The Official U.S. Maple Syrup Almanac -- 2017 Alamanc_2017 - Page 52

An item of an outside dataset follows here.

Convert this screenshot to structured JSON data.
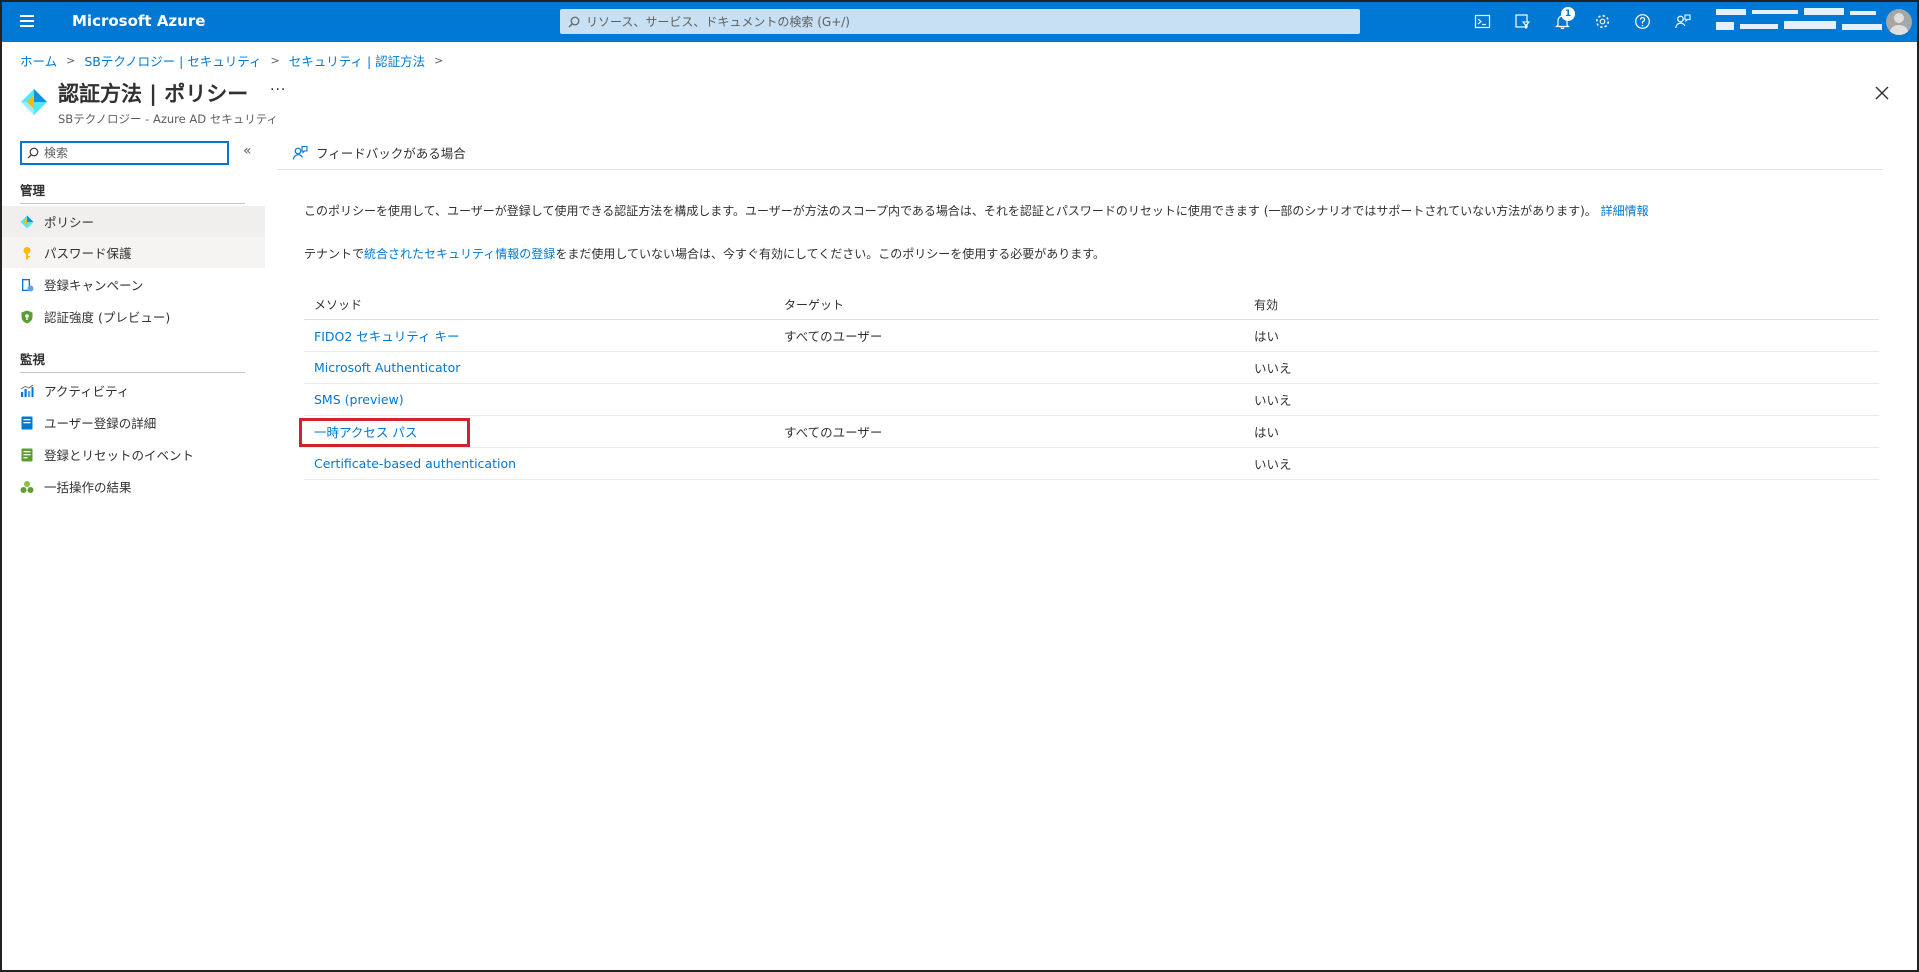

PRODUCTION SPECIALIST Brian Sylvester fills bottles of smoked maple syrup. and decided to jump in and try to capi- talize on these common areas.” Products are sold all over the world from Switzerland to Japan. Hausslein credits the Vermont Department of Agriculture, Food and Markets, and the USDA-sponsored Food Export North- east for making such success possible. “We also sell direct to consumer online and at craft shows and markets around the region,” he said. “We wholesale to retailers across the country, and have nice third party distribution regionally as well. We also sell bulk smoked syrup and sriracha to other specialty food pro- 52 ducers, which they use for their products as well. For example, Vermont Farm- stead comes to mind with their Vermont Maple Sriracha Cheese.” Hausslein got into the maple busi- ness 26 years ago, when he and his wife, Ann, got married. “My wife’s family has been sugaring in the high mountain val- ley town of Landgrove on some scale for generations,” he said. “I got caught, hook line and sinker. I decided to make a go at it. I learned everything I know about sugaring from Ann’s family -- the Ogdens, of Landgrove -- and their inher- ited knowledge they got from Lester Cody, also of Landgrove.” It’s an extremely small operation, with just under 2,000 taps and a mix of buck- ets and gravity-fed tubing. “Recently we have made a big leap forward in 3/16- inch tubing installation,” Hausslein said. “I love it for it’s high vacuum and low power draw (zero).” Strategic partnerships with neighbor- ing sugarmakers are critical to his overall business model. “Tony Kurjiaka, of TK trucking out of Londonderry, and Steve Wiskoski of Modern Maple, in Ira, both supply me with quite a lot of feed stock for our U.S. Maple Syrup Almanac 2017